LGBTI Equal Rights Association for Western Balkans and Turkey
Third and amended edition of the good practice guidelines for medical workers is a part of the project “Adequate and accessible health care for all”.
Every sixth person in Montenegro is LGBT, which makes a significant and hardly negligible number of citizens, and thus potential patients. Despite this fact, doctors and other medical workers receive inadequate and incomplete education on a wide range of matters of sexuality and gender identity, poorly dedicating themselves to human sexuality in general, thus most of them do not possess the necessary skills in counseling and communications with lesbian, gay, bisexual or transgender persons. To a large extent, basic health care needs of LGBT community are no different than those of heterosexual population, although there are some additional health care issues and requirements, and the biggest disparity is in the availability of adequate health care and the gap in the physician - patient relationship.
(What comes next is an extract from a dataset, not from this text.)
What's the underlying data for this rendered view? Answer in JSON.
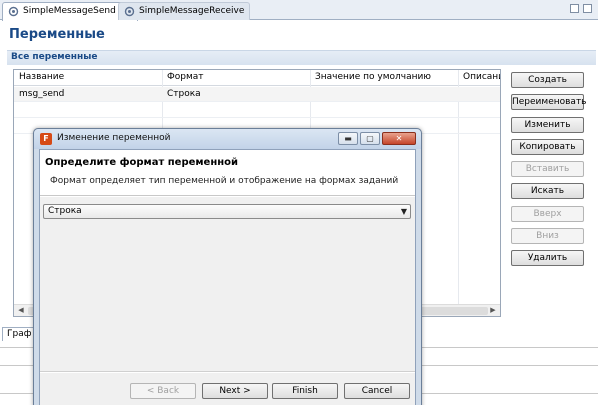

The Good practice guidelines were developed in response to deeply rooted stereotypical attitudes and prejudices towards LGBT people. This publication is intended for the interested medical personnel who want to know more about different sexual orientations than heterosexual and gender identities - throughout history to the present, the basic concepts, identities, common prejudices and misconceptions about the LGBT people. Our goal is to promote education, increase tolerance and understanding towards people who are different and provide useful information that will contribute to better communication in the doctor - patient relationship.
Third and amended edition of the Good practice guidelines for medical workers is a part of the project “Adequate and accessible health care for all,” implemented by NGO Juventas in order to promote and protect human rights of LGBT persons in the area of health care services provision in Montenegro. The project included educational and participatory activities, raising awareness and sensitivity activities aiming at promotion of patients’ rights (with a special emphasis on sexual orientation and gender identity), respect and understanding of differences, improvement of communication and relationship between doctors and patients, therefore contribution to a more tolerant society we live in. Target group of the project are medical workers, employees in primary, secondary and tertiary health care institutions, as well as Medical faculty students.